Two approaches to true happiness
Setting aside the definitions of happiness, true happiness can be achieved in two ways.
- At a normal level, there are many ways we can train our minds and recognize true happiness. For example, we can choose thoughts, words, and actions of love. The more we cultivate love, compassion, joy, and equanimity, the more we become a powerful source of happiness for others – and for ourselves.
- At a deeper level, when we connect with our truest nature – our deepest essence – natural happiness arises.
We don’t have to do anything special to create it. It only emerges when we follow our natural mind. Other emotions may arise such as sadness, anger, anxiety, or fear, but they cannot cling if we have become familiar with resting in the clear and open space of the “primitive mind”.

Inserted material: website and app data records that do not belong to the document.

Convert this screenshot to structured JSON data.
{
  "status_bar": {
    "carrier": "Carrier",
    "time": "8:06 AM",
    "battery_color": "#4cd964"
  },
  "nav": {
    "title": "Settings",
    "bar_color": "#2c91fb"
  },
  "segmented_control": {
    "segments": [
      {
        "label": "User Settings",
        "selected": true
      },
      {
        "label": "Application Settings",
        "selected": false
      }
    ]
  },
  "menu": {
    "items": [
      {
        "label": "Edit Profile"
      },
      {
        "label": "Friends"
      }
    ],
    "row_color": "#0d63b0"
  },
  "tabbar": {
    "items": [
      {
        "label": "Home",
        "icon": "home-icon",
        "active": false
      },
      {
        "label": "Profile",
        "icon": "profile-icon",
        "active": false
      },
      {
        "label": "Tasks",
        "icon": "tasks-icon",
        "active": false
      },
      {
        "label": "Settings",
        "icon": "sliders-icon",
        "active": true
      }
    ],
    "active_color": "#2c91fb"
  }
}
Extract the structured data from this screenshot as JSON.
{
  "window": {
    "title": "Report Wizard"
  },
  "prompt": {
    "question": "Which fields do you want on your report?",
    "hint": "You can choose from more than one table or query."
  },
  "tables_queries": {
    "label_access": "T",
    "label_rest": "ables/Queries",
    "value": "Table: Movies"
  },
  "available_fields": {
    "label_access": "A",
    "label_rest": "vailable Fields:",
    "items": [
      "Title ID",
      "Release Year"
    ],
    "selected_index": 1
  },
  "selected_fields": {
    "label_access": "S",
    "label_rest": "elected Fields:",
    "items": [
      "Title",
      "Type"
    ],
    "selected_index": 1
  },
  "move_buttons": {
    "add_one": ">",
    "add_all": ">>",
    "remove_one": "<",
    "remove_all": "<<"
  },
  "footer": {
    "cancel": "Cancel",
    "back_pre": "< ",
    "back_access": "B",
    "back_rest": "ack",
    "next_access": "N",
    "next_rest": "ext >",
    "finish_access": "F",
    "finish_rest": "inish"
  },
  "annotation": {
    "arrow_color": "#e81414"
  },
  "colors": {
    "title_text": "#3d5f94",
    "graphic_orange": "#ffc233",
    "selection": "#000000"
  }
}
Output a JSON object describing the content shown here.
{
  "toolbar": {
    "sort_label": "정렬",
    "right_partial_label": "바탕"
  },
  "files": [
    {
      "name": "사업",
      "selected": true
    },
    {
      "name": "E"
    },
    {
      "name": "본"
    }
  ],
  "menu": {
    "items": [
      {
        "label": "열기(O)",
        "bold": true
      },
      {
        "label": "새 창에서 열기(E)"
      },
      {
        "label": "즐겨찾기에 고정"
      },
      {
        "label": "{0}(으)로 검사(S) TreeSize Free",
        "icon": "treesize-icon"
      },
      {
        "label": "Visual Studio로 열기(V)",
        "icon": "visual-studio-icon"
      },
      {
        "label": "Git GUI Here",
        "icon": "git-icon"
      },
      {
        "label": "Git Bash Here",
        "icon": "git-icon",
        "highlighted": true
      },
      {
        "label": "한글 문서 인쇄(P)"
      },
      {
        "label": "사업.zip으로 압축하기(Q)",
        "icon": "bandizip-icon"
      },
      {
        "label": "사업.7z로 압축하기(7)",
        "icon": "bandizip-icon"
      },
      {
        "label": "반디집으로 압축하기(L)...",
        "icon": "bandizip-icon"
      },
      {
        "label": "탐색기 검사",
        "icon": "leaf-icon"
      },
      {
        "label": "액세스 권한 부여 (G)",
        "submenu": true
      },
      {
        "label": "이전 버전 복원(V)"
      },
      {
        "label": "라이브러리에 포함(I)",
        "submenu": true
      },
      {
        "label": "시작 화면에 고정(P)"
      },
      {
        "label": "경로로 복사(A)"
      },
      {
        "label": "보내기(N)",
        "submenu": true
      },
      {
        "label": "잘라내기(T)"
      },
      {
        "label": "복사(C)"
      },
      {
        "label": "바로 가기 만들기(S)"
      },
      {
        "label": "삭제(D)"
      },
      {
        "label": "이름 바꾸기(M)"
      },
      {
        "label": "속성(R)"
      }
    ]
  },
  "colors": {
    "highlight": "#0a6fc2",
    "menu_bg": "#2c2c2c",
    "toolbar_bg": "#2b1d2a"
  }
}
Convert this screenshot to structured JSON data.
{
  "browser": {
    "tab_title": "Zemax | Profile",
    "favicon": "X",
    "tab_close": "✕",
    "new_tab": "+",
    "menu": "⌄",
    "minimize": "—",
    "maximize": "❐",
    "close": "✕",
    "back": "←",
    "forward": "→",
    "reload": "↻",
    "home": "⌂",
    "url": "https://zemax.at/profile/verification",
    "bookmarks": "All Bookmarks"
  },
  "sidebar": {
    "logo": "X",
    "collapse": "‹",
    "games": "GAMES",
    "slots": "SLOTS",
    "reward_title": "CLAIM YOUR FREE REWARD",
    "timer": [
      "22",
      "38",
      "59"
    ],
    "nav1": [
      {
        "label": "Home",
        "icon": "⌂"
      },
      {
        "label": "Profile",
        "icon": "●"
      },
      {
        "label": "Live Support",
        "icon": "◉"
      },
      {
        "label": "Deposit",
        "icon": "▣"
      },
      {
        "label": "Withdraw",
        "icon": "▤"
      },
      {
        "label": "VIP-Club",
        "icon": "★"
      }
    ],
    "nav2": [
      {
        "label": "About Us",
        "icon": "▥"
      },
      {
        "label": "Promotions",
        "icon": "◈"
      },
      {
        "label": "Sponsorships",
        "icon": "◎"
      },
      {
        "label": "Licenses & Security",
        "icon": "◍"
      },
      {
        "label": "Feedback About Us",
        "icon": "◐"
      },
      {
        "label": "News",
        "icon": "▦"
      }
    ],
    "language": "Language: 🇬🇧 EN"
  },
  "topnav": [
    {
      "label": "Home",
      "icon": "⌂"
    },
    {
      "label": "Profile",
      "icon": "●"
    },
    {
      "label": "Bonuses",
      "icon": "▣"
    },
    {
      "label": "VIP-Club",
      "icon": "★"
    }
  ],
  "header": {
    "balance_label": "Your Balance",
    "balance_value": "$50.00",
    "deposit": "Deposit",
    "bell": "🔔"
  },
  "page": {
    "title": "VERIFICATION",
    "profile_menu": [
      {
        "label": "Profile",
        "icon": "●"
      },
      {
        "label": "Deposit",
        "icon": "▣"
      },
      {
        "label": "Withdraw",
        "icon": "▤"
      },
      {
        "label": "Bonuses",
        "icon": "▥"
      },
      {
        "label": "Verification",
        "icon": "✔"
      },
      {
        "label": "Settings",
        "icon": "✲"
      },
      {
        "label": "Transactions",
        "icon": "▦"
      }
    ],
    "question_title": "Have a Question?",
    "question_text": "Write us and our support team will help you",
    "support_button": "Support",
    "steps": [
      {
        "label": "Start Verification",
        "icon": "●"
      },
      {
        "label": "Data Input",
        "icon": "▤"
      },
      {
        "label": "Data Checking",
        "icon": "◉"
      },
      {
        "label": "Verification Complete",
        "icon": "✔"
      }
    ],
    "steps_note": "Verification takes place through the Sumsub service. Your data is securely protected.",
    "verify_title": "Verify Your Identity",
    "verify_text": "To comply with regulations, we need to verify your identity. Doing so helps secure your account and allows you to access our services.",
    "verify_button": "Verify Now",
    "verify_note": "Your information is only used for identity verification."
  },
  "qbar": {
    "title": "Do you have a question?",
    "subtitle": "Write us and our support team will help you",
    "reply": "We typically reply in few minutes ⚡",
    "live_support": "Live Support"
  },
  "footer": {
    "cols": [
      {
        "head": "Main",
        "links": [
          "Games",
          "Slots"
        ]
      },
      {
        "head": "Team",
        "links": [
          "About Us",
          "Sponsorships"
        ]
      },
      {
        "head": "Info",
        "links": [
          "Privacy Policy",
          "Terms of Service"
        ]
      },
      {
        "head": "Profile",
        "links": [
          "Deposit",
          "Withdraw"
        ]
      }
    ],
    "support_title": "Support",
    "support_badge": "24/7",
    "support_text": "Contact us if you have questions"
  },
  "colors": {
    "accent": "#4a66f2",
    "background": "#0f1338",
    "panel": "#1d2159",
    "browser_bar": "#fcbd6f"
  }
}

“So where do we find this sustainable happiness? In fulfilling our highest nature. Everything is within us. Truth is within us. Happiness is also within us. Peace and happiness cannot be found in anything external, they can only be found within.” – Sogyal Rinpoche.
There are two approaches to nurturing true happiness that are connected to each other. Actively engaging in positive thoughts, words, and actions brings us closer to our true nature. When we connect with our true nature, these positive qualities will be expressed more strongly.
But most people are not even aware of that deep nature. Most people spend time letting their thoughts and emotions direct them. We think that thoughts and emotions are our true nature.
But thoughts and emotions are like clouds in the sky. Sometimes they are big white clouds, sometimes they are the dark gray curtain of a storm. But they can never permanently cover the sun because they are not our true nature. All suffering comes from us making those clouds more complicated and holding onto them tightly.
As Jiddu Krishnamurti once said, “When the mind goes beyond the thought of ‘self’, the experiencer, the observer, the thinker… we enter into a state of happiness that cannot be destroyed.”
The way to true happiness
Nowadays, many people are wondering how to achieve happiness in life. However, the path to happiness is a simple one.
- Eliminate negative thoughts, actions, and words. Everything that causes pain for oneself and others.
- Apply positive thoughts, actions, and words. Everything that creates happiness for oneself and others.
- Reconnect with one’s true nature – the source of happiness, inner peace, compassion, and wisdom – through meditation practice.
This is not about “good” or “bad” in a moral sense. It is a deep understanding to see what truly brings sustainable happiness and what causes suffering.
However, simple does not mean easy. Humans have a habit of resistance – with a restless mind or a dull mind that needs to wake up.
You will encounter statements like: “Happiness does not come from fame, money, or material possessions. Give me all your possessions and let’s see if you have a bowl of rice to eat when you’re hungry, or a pill to take when you have a headache!”
Social biases act as a powerful force that pulls us into the cycle of seeking and accumulating. The path to true happiness does not rely on sensory pleasures, nor does it involve self-torture. Rather, it simply involves cherishing what we have, sharing the good things, and reacting positively to life’s changes.
Recognizing true happiness requires discipline and effort. But nourished by happiness, effort becomes joyful and discipline becomes expansive and comfortable. It becomes a cycle of sowing seeds of peace that grow increasingly clear and insightful.
Start now by engaging in positive actions and eliminating negative actions. The day a person begins to understand the value of what they have is the day they will begin to understand the true meaning of happiness.
Gen Kelsang Nyema teaches about true happiness
LotusBuddhas – Reference: alwayswellwithin.com & howtobehappy.guru